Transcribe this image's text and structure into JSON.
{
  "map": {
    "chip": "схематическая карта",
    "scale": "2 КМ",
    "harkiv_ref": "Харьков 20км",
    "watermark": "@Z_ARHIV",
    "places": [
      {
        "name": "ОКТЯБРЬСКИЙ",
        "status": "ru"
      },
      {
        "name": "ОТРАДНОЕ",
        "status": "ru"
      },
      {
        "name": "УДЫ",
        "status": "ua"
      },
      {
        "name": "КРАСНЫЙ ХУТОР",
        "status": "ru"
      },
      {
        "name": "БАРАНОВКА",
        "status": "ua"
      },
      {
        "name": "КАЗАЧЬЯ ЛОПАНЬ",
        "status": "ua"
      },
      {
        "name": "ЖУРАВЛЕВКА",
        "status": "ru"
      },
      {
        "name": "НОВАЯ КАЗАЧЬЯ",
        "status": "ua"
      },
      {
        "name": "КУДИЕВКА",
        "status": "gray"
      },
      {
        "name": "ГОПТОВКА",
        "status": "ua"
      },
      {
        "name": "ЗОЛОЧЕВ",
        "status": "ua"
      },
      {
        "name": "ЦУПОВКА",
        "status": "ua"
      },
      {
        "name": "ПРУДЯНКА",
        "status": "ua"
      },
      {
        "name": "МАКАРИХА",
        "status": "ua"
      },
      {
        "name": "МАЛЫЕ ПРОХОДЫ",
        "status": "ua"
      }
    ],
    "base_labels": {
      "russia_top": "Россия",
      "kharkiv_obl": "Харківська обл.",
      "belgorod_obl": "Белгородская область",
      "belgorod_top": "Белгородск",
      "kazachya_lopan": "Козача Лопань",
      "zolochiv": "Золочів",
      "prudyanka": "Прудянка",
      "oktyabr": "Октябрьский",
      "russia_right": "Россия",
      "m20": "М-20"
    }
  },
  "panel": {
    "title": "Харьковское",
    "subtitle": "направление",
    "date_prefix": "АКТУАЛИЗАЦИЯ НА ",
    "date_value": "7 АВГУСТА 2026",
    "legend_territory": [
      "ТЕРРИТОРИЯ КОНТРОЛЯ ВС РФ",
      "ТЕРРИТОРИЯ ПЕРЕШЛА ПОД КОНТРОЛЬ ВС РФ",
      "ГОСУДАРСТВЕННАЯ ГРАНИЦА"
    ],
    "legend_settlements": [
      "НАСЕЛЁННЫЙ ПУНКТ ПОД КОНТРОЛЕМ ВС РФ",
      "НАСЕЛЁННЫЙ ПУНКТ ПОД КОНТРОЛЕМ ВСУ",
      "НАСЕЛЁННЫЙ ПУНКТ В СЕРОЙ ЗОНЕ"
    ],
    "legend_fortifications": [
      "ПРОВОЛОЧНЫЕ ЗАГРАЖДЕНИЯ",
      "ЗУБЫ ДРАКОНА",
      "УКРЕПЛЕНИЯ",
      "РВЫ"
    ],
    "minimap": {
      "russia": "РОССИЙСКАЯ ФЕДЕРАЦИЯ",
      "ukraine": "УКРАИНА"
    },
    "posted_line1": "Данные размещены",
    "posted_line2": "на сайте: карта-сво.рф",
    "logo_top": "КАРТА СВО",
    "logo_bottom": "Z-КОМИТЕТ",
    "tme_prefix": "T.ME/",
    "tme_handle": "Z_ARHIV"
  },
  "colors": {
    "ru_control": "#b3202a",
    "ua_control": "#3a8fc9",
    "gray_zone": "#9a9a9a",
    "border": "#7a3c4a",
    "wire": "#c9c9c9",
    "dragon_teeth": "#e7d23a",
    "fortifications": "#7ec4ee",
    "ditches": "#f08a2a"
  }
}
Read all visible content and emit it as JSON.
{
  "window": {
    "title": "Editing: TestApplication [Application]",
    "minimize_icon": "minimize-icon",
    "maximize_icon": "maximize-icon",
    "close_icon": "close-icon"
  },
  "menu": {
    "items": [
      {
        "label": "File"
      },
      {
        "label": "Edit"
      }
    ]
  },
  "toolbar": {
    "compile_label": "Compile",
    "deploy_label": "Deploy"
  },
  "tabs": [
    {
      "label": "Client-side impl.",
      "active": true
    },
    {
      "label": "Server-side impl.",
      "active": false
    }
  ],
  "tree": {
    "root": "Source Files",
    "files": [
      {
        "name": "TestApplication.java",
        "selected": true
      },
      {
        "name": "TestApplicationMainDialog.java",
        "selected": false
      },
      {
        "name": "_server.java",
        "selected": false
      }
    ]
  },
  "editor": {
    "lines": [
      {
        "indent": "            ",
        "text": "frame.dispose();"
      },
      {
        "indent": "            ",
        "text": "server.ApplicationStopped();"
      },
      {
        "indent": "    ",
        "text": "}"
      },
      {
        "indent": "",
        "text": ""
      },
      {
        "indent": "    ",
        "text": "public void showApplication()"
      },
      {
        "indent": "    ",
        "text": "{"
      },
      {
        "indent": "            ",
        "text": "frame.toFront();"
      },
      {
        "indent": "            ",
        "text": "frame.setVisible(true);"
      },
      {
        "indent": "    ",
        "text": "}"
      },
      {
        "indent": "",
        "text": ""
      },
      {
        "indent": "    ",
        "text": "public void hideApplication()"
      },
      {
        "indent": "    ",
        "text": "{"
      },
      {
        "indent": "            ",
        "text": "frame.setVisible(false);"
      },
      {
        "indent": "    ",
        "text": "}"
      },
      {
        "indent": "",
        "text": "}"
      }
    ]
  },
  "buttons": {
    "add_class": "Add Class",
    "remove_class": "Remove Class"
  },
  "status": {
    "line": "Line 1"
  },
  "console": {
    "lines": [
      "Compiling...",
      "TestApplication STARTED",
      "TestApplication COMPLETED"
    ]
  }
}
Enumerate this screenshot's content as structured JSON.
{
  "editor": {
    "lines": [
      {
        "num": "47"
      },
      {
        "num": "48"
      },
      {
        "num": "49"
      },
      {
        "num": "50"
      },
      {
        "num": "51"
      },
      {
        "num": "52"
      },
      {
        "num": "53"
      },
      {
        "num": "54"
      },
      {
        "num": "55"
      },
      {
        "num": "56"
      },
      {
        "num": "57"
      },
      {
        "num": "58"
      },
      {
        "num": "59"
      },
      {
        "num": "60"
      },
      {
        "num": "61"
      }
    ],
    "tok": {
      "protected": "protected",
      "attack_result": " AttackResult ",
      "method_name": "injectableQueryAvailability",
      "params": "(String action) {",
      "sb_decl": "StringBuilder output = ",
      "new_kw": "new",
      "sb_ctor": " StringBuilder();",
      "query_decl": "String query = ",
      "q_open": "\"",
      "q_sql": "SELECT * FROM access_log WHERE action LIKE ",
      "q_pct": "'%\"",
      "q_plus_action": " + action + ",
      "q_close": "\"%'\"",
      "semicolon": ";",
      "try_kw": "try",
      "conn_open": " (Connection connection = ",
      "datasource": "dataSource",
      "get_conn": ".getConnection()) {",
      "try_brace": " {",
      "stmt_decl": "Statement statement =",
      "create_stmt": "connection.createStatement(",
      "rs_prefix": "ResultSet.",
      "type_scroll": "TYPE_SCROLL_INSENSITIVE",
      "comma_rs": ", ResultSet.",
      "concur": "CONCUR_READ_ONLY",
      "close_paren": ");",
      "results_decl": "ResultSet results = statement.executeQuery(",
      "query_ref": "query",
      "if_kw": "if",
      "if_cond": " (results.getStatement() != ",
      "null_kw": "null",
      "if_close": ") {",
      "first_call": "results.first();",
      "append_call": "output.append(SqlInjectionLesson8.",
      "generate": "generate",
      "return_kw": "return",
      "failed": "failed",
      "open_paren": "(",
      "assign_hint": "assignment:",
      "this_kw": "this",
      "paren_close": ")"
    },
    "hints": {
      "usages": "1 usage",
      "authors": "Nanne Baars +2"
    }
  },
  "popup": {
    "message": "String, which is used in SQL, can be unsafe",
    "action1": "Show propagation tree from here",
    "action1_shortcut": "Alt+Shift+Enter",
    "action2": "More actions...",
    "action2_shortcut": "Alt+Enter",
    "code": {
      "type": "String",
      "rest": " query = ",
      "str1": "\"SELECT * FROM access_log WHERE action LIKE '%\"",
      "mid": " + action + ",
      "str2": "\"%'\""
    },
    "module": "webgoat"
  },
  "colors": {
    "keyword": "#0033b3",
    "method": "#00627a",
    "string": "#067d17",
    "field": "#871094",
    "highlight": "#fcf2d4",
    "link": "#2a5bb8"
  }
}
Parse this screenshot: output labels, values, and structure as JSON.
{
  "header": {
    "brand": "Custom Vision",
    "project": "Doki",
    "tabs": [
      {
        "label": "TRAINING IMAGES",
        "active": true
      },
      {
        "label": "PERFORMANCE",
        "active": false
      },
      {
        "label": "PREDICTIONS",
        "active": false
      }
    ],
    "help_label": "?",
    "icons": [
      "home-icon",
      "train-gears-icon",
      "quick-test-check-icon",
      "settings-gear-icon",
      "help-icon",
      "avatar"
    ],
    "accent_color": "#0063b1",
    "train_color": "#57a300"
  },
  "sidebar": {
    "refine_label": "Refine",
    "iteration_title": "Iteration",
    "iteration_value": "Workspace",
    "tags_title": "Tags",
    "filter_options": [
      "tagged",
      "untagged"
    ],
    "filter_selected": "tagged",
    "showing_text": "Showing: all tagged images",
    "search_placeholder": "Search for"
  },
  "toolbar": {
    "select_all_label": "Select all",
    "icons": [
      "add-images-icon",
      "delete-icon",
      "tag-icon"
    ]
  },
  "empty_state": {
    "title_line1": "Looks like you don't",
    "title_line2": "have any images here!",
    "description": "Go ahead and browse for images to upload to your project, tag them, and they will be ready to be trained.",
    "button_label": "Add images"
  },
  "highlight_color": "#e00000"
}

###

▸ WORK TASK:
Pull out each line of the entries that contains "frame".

▸ EXPECTED ANSWER:
        "text": "frame.dispose();"
        "text": "frame.toFront();"
        "text": "frame.setVisible(true);"
        "text": "frame.setVisible(false);"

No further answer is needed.